    So you're saying the 950 Evo/Pro is niche and for enterprise only?

    Do you even actually look up what the Intel 750 was targeting? Enthusiasts. Seriously, do some research before being wrong again.

    You do might want to mention that the M.2 "E" Key is for WLAN/Bluetooth cards and don't get mistaken that for a slot that can take a M.2 2280 ssd. Motherboard manufacturers aren't great at telling the consumers that.
  17. OmniDyne

    OmniDyne Active Member


    Statements like this really lower the credibility of the topic you're trying to write.

    Why you brought the 3 year old $1,000+ 1.2TB 750 into this, I don't know, but it doesn't support your argument that U.2 is relevant in today's market and warrants addition to the guide.

    Again, there are no U.2 drives manufactured that serve consumers, pro-sumers, or workstation users in a realistic sense.
    Last edited: Jan 6, 2019
    Snecho likes this.
  18. Intel_man

    Intel_man VIP Member

    Look, go defensive all you want. I'm not here to argue, was merely trying to tell you what I would've wanted to see more information about so that the guide's more inclusive of everything that is out there.
  19. johnb35
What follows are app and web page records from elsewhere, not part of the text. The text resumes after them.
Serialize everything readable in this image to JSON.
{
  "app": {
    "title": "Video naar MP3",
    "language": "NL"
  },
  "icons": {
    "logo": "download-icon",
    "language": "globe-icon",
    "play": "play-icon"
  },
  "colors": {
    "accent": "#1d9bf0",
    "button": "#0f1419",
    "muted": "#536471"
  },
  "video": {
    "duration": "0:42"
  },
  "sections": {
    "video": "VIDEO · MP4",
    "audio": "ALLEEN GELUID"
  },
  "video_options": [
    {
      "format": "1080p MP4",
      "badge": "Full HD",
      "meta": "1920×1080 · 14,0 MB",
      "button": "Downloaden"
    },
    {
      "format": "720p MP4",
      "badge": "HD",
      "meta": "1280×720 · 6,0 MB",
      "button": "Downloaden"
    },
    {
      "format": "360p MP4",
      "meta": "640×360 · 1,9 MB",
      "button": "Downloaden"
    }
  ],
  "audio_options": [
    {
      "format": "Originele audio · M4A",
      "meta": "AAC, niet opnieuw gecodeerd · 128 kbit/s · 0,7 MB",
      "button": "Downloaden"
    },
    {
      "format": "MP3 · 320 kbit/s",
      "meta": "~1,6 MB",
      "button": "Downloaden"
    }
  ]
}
    johnb35 Administrator Staff Member

    Ok. I asked Omnidyne to get a thread going for SSD's on what would be good to get and what wouldn't be good to get. I just wanted a decent amount of items listed to help other users. I mean at this point, Sata, M2, NVME drives are what everyone is buying. When this U2 becomes more relevant, it can be added along with other new additions. I didn't mean for him to hear flack about not adding this type of drive or that type of drive. We don't have anything like this already posted. I will actually be doing some digging into this U2 connection to see how often its used and report back. I myself didn't even know U2 drives were a thing.
    Snecho and porterjw like this.
  20. OmniDyne

    OmniDyne Active Member

    Don't take my previous comment as being defensive ha. I was simply poking fun at you.

    You are and you did, but honestly I enjoyed the debate. As I said before, I do appreciate your criticism.

    That's not accurate.

    Everyone makes mistakes or misses things from time to time. But when the opportunity presents itself to inform others, your approach is sometimes quite ineffective. For example, 10 months ago I broached the subject of DRAM-less SSDs; the brazenness of your responses in that thread accomplished nothing but dissension. You should consider the fact that talking to people in different manners yields varying responses. Your goal in this forum shouldn't be to run people over and you could have handled this thread in an entirely different way.

    But again, I appreciate the criticism. I'll consider everything you've mentioned and take a fresh look at U.2.
    Snecho and Darren like this.

Share This Page